In the wake of the humanitarian crisis in Afghanistan, the Charlottesville and Albemarle County area is preparing to welcome at least 250 Afghan refugees over the next month. At a press conference at IX Art Park on Tuesday, local officials spoke about what must be done to welcome these families.
“The [International Rescue Committee] … is used to dealing with much larger numbers [of refugees) but never in this kind of compressed timeframe. So this is a huge challenge,” said Russ Linden, Task Force Chair with Welcoming Greater Charlottesville, a local organization that aims to support immigrants and refugees.
The Taliban seized power in Afghanistan on Aug. 15 following the collapse of the government. This was two weeks before the U.S. was set to complete its troop withdrawal after a two-decade war.
The militant group ran Afghanistan from 1996 to 2001, until U.S. troops descended upon the country following the Sept. 11, 2001, terrorist attacks. The Taliban were known for their oppressive laws that took away almost all rights from women. Women were barred from attending school or working outside the home. They had to wear the all-covering burqa and be accompanied by a male relative whenever they went outside. The Taliban banned music, cut off the hands of thieves and stoned adulterers.
Afghans are fleeing the country, worried that the Taliban will reimpose its oppressive laws or carry out revenge attacks against those who worked with Americans or the government. The first U.S. stop for thousands of Afghan refugees has been Fort Lee, an Army base near Petersburg. Tapped for its East Coast location and ability to quickly ramp up to serve as a temporary host installation, the base has been receiving refugees since July. This has resulted in high numbers of refugees coming to Virginia.

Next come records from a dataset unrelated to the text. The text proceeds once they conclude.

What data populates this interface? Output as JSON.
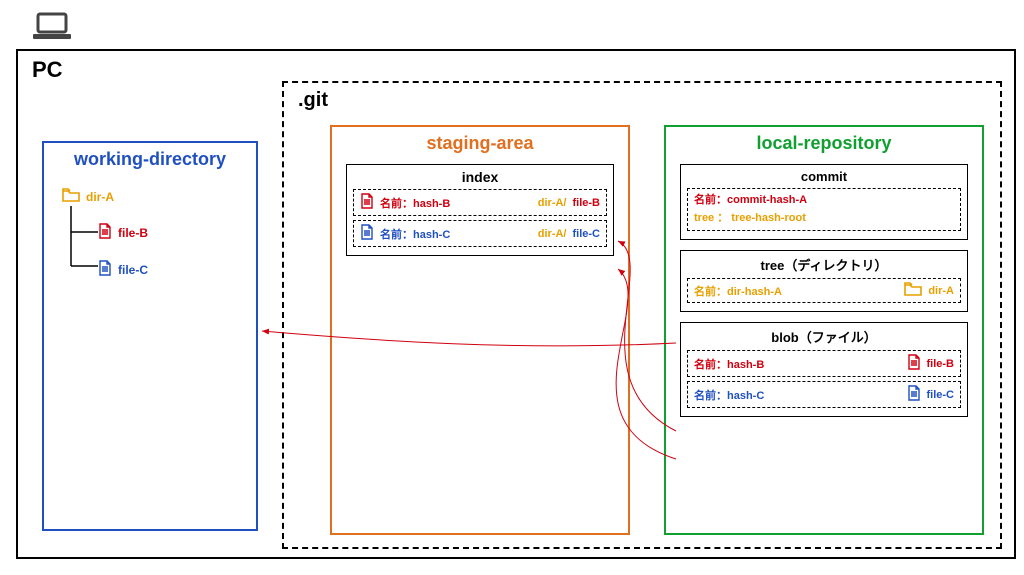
{
  "pc_label": "PC",
  "git_label": ".git",
  "working_directory": {
    "title": "working-directory",
    "dir_a": "dir-A",
    "file_b": "file-B",
    "file_c": "file-C"
  },
  "staging_area": {
    "title": "staging-area",
    "index_title": "index",
    "row_b": {
      "name_label": "名前：hash-B",
      "path_dir": "dir-A/",
      "path_file": "file-B"
    },
    "row_c": {
      "name_label": "名前：hash-C",
      "path_dir": "dir-A/",
      "path_file": "file-C"
    }
  },
  "local_repository": {
    "title": "local-repository",
    "commit": {
      "title": "commit",
      "name_label": "名前：commit-hash-A",
      "tree_label": "tree ： tree-hash-root"
    },
    "tree": {
      "title": "tree（ディレクトリ）",
      "name_label": "名前：dir-hash-A",
      "dir_label": "dir-A"
    },
    "blob": {
      "title": "blob（ファイル）",
      "row_b": {
        "name_label": "名前：hash-B",
        "file": "file-B"
      },
      "row_c": {
        "name_label": "名前：hash-C",
        "file": "file-C"
      }
    }
  },
  "colors": {
    "red": "#d00010",
    "blue": "#2050c0",
    "orange": "#e8a000",
    "green": "#10a030",
    "staging_border": "#e07020"
  }
}
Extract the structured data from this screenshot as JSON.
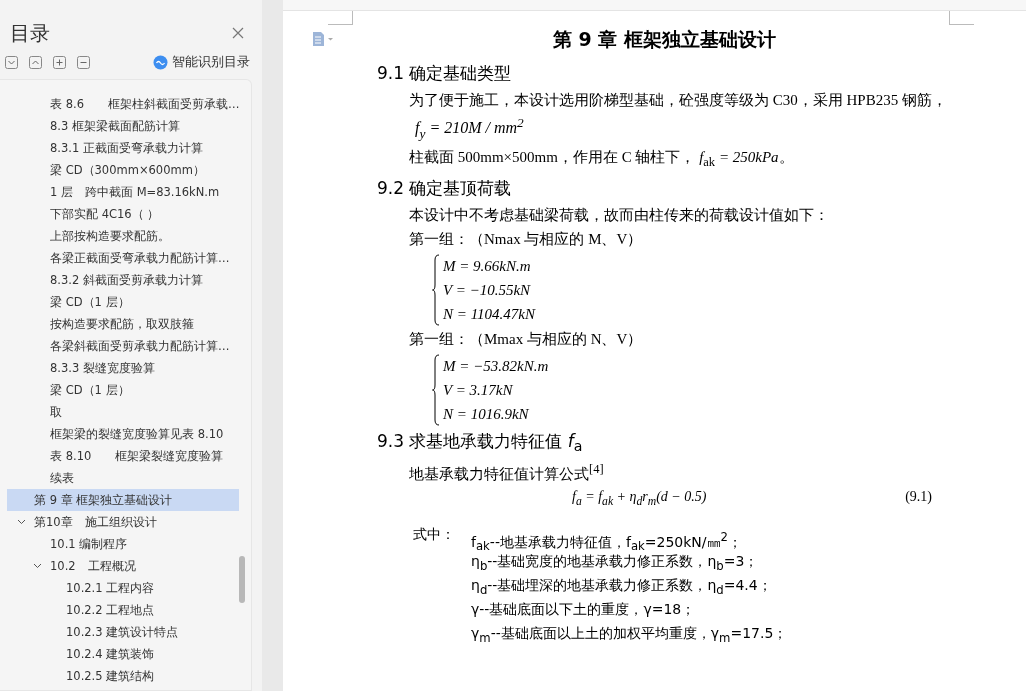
{
  "sidebar": {
    "title": "目录",
    "smart_toc_label": "智能识别目录",
    "continued_items": [
      {
        "label": "表 8.6　　框架柱斜截面受剪承载…",
        "selected": false
      },
      {
        "label": "8.3 框架梁截面配筋计算",
        "selected": false
      },
      {
        "label": "8.3.1 正截面受弯承载力计算",
        "selected": false
      },
      {
        "label": "梁 CD（300mm×600mm）",
        "selected": false
      },
      {
        "label": "1 层　跨中截面  M=83.16kN.m",
        "selected": false
      },
      {
        "label": "下部实配 4C16（ ）",
        "selected": false
      },
      {
        "label": "上部按构造要求配筋。",
        "selected": false
      },
      {
        "label": "各梁正截面受弯承载力配筋计算…",
        "selected": false
      },
      {
        "label": "8.3.2 斜截面受剪承载力计算",
        "selected": false
      },
      {
        "label": "梁 CD（1 层）",
        "selected": false
      },
      {
        "label": "按构造要求配筋，取双肢箍",
        "selected": false
      },
      {
        "label": "各梁斜截面受剪承载力配筋计算…",
        "selected": false
      },
      {
        "label": "8.3.3 裂缝宽度验算",
        "selected": false
      },
      {
        "label": "梁 CD（1 层）",
        "selected": false
      },
      {
        "label": "取",
        "selected": false
      },
      {
        "label": "框架梁的裂缝宽度验算见表 8.10",
        "selected": false
      },
      {
        "label": "表 8.10　　框架梁裂缝宽度验算",
        "selected": false
      },
      {
        "label": "续表",
        "selected": false
      }
    ],
    "chapters": [
      {
        "label": "第 9 章  框架独立基础设计",
        "selected": true
      },
      {
        "label": "第10章　施工组织设计",
        "selected": false,
        "expanded": true,
        "children": [
          {
            "label": "10.1  编制程序",
            "selected": false
          },
          {
            "label": "10.2　工程概况",
            "selected": false,
            "expanded": true,
            "children": [
              {
                "label": "10.2.1  工程内容",
                "selected": false
              },
              {
                "label": "10.2.2  工程地点",
                "selected": false
              },
              {
                "label": "10.2.3  建筑设计特点",
                "selected": false
              },
              {
                "label": "10.2.4  建筑装饰",
                "selected": false
              },
              {
                "label": "10.2.5  建筑结构",
                "selected": false
              }
            ]
          }
        ]
      }
    ]
  },
  "document": {
    "chapter_title": "第 9 章  框架独立基础设计",
    "sections": [
      {
        "heading": "9.1 确定基础类型",
        "blocks": [
          {
            "kind": "text",
            "text": "为了便于施工，本设计选用阶梯型基础，砼强度等级为 C30，采用 HPB235 钢筋，"
          },
          {
            "kind": "formula",
            "text": "f$_{y}$ = 210M / mm$^{2}$"
          },
          {
            "kind": "text",
            "text": "柱截面 500mm×500mm，作用在 C 轴柱下， *f*$_{ak}$ *= 250kPa*。"
          }
        ]
      },
      {
        "heading": "9.2 确定基顶荷载",
        "blocks": [
          {
            "kind": "text",
            "text": "本设计中不考虑基础梁荷载，故而由柱传来的荷载设计值如下："
          },
          {
            "kind": "text",
            "text": "第一组：（Nmax 与相应的 M、V）"
          },
          {
            "kind": "system",
            "lines": [
              "M = 9.66kN.m",
              "V = −10.55kN",
              "N = 1104.47kN"
            ]
          },
          {
            "kind": "text",
            "text": "第一组：（Mmax 与相应的 N、V）"
          },
          {
            "kind": "system",
            "lines": [
              "M = −53.82kN.m",
              "V = 3.17kN",
              "N = 1016.9kN"
            ]
          }
        ]
      },
      {
        "heading": "9.3 求基地承载力特征值 *f*$_{a}$",
        "blocks": [
          {
            "kind": "text",
            "text": "地基承载力特征值计算公式$^{[4]}$"
          },
          {
            "kind": "equation",
            "text": "f$_{a}$ = f$_{ak}$ + η$_{d}$r$_{m}$(d − 0.5)",
            "number": "(9.1)"
          },
          {
            "kind": "where",
            "label": "式中：",
            "lines": [
              "f$_{ak}$--地基承载力特征值，f$_{ak}$=250kN/㎜$^{2}$；",
              "η$_{b}$--基础宽度的地基承载力修正系数，η$_{b}$=3；",
              "η$_{d}$--基础埋深的地基承载力修正系数，η$_{d}$=4.4；",
              "γ--基础底面以下土的重度，γ=18；",
              "γ$_{m}$--基础底面以上土的加权平均重度，γ$_{m}$=17.5；"
            ]
          }
        ]
      }
    ]
  }
}
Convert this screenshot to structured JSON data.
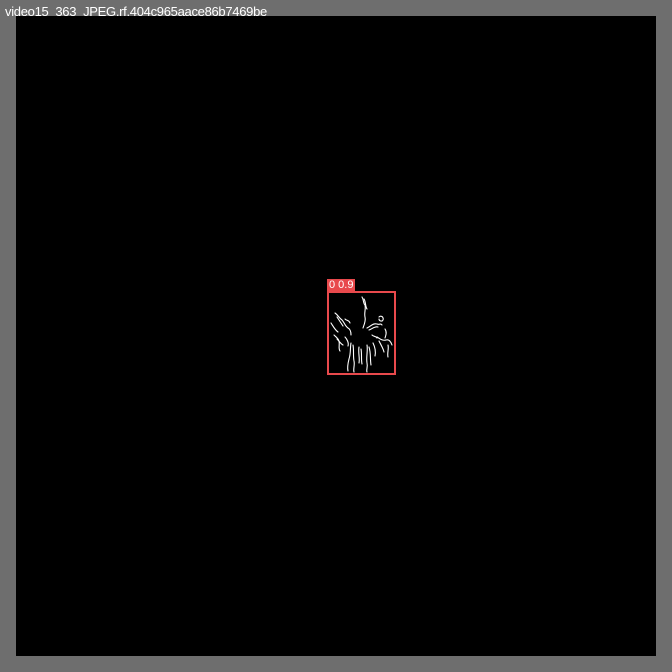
{
  "window": {
    "filename": "video15_363_JPEG.rf.404c965aace86b7469be"
  },
  "colors": {
    "border": "#6e6e6e",
    "canvas": "#000000",
    "bbox": "#e8494c",
    "edges": "#ffffff"
  },
  "detections": [
    {
      "label": "0 0.9",
      "class_id": "0",
      "confidence": 0.9
    }
  ]
}
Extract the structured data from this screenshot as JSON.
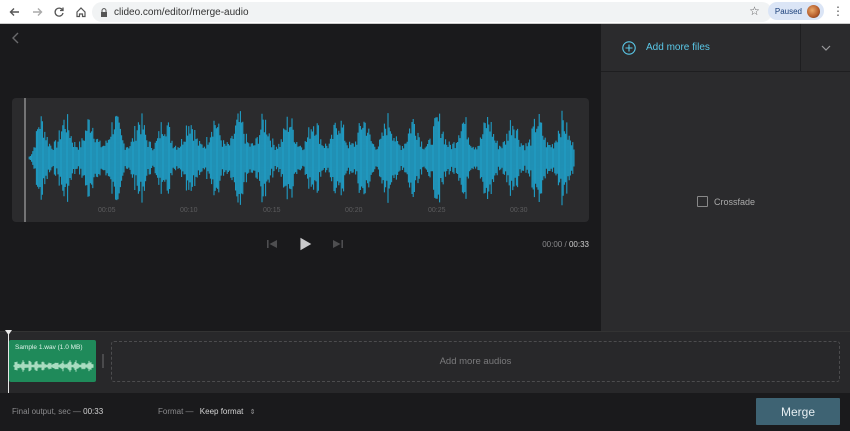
{
  "browser": {
    "url": "clideo.com/editor/merge-audio",
    "paused_label": "Paused"
  },
  "player": {
    "ticks": [
      "00:05",
      "00:10",
      "00:15",
      "00:20",
      "00:25",
      "00:30"
    ],
    "time_current": "00:00",
    "time_separator": "/",
    "time_total": "00:33"
  },
  "sidebar": {
    "add_more_files": "Add more files",
    "crossfade_label": "Crossfade",
    "crossfade_checked": false
  },
  "timeline": {
    "clip_name": "Sample 1.wav (1.0 MB)",
    "add_more_audios": "Add more audios"
  },
  "footer": {
    "final_output_label": "Final output, sec —",
    "final_output_value": "00:33",
    "format_label": "Format —",
    "format_value": "Keep format",
    "merge_label": "Merge"
  },
  "colors": {
    "waveform": "#1f9fc8",
    "clip": "#1f8a5a",
    "accent": "#5ac8e8",
    "merge_button": "#3e6373"
  }
}
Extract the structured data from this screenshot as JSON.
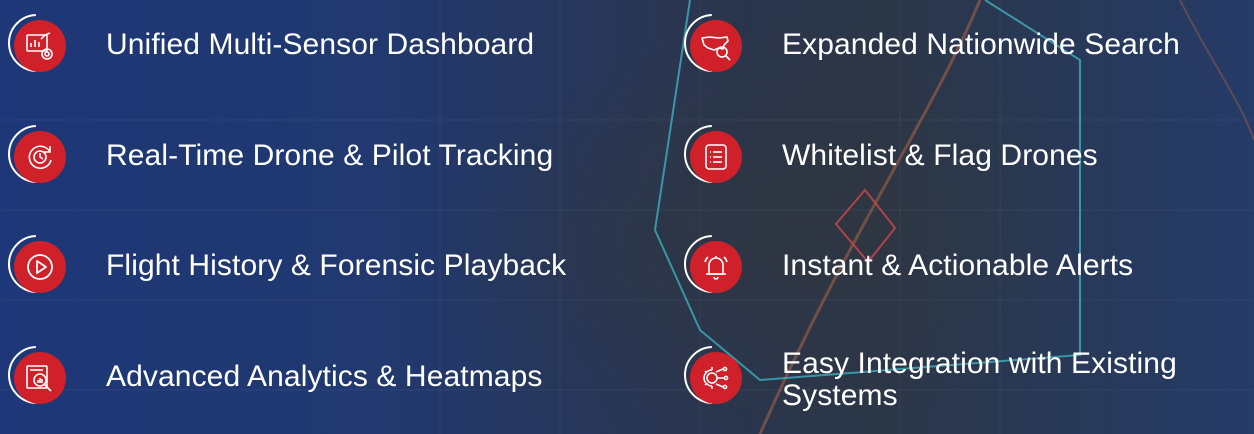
{
  "features": {
    "left": [
      {
        "label": "Unified Multi-Sensor Dashboard",
        "icon": "dashboard-analytics-icon"
      },
      {
        "label": "Real-Time Drone & Pilot Tracking",
        "icon": "clock-refresh-icon"
      },
      {
        "label": "Flight History & Forensic Playback",
        "icon": "play-circle-icon"
      },
      {
        "label": "Advanced Analytics & Heatmaps",
        "icon": "report-magnifier-icon"
      }
    ],
    "right": [
      {
        "label": "Expanded Nationwide Search",
        "icon": "us-map-search-icon"
      },
      {
        "label": "Whitelist & Flag Drones",
        "icon": "list-document-icon"
      },
      {
        "label": "Instant & Actionable Alerts",
        "icon": "bell-alert-icon"
      },
      {
        "label": "Easy Integration with Existing Systems",
        "icon": "gear-circuit-icon"
      }
    ]
  },
  "colors": {
    "accent": "#d0202a",
    "text": "#ffffff",
    "background": "#1f3672",
    "map_outline": "#3fb7c6"
  }
}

Charlottesville’s branch of the International Rescue Committee has been helping to settle refugees in the area. Members of the Charlottesville IRC office have gone to Fort Lee to help relocate refugees.
Palwasha Mohammad Asif, an Afghan refugee and student at Piedmont Virginia Community College, spoke about her experience coming to Charlottesville and the support refugees need.
“When we first came to the United States, it was hard for us to adjust with a new culture, new people and a new language. It was coming to a new world where everything was a new experience for us,” Asif said. She and her family first came to the United States in 2015.
“When we first came to the United States, IRC helped us in different aspects. For instance, taking English classes for improving our English, scheduling medical appointments and providing us social services. Through the IRC services, we started building relationships with other community members,” she said.
Asif now volunteers to help refugees settle in the area and has organized supply drives.
In an interview, Asif said the main concern she has is the high fees people must pay to apply for refugee status. It costs $535 to file I-130 immigration forms. Local organizations like International Neighbors have been trying to help people cover these fees for family members’ applications.
“If anyone can help us, they can call their senators to [ask them to] waive the fees … because every form has that high cost … it’s hard when you’re trying to relocate seven family members,” Asif said.
Charlottesville City Council Lloyd Snook encouraged community members to embrace Afghan refugees and support their needs.
“Throughout our history, Americans have welcomed immigrants with open arms. Unfortunately, there have also been times when we’ve turned our backs on people fleeing desperate situations. Now we again must choose—will we embrace them, or will we push them away?” he said.
“This is going to be a challenge for this community, but we know that Charlottesville and Albemarle will respond by giving the Afghans a warm welcome and by giving them the help that they need.”
Snook said the major needs the refugees will have are affordable housing and jobs.
Ned Gallaway, chair of the Albemarle County Board of Supervisors, asked the community to consider what direct action they can take to welcome refugees.
“The big affordable housing crisis is not going to be solved over the next couple of weeks so in the meantime, if you’re a landlord or you’re somebody that has a house or space available and can make that available to this effort, we need to hear from you. You can specifically reach out to the IRC, and they will work with you,” he said.
“If you’re a new business or you’re open and running, consider providing some job opportunities for those who are relocating.”
Harriet Kuhr, director of the IRC’s Charlottesville and Richmond offices, said the most major need the organization is trying to fill for refugees is housing. There are a lot of legal restrictions. For example, people can’t put refugees up in a spare room. It must at least be a separate apartment. They’ve also struggled to find people willing to lease to refugees with no American credit history.
“We’re struggling even to find temporary housing, because we’re putting people into hotels, and the hotels are filling up,” she said. “The way we usually work with refugees we might know three weeks ahead of time and we have time to plan; we’re getting people in one and two days notice right now.”
Kuhr said IRC is looking for individual people as well as organizations such as churches and other faith groups who are willing to lease out spaces to refugees as well as people interested in volunteering to help refugees settle in the area.
“We need volunteers that can help teach people English, drive them to appointments, things like that during those first six months, and help them get really oriented to life in this country,” Kuhr said.
Kuhr said people who want to help can email email@example.com.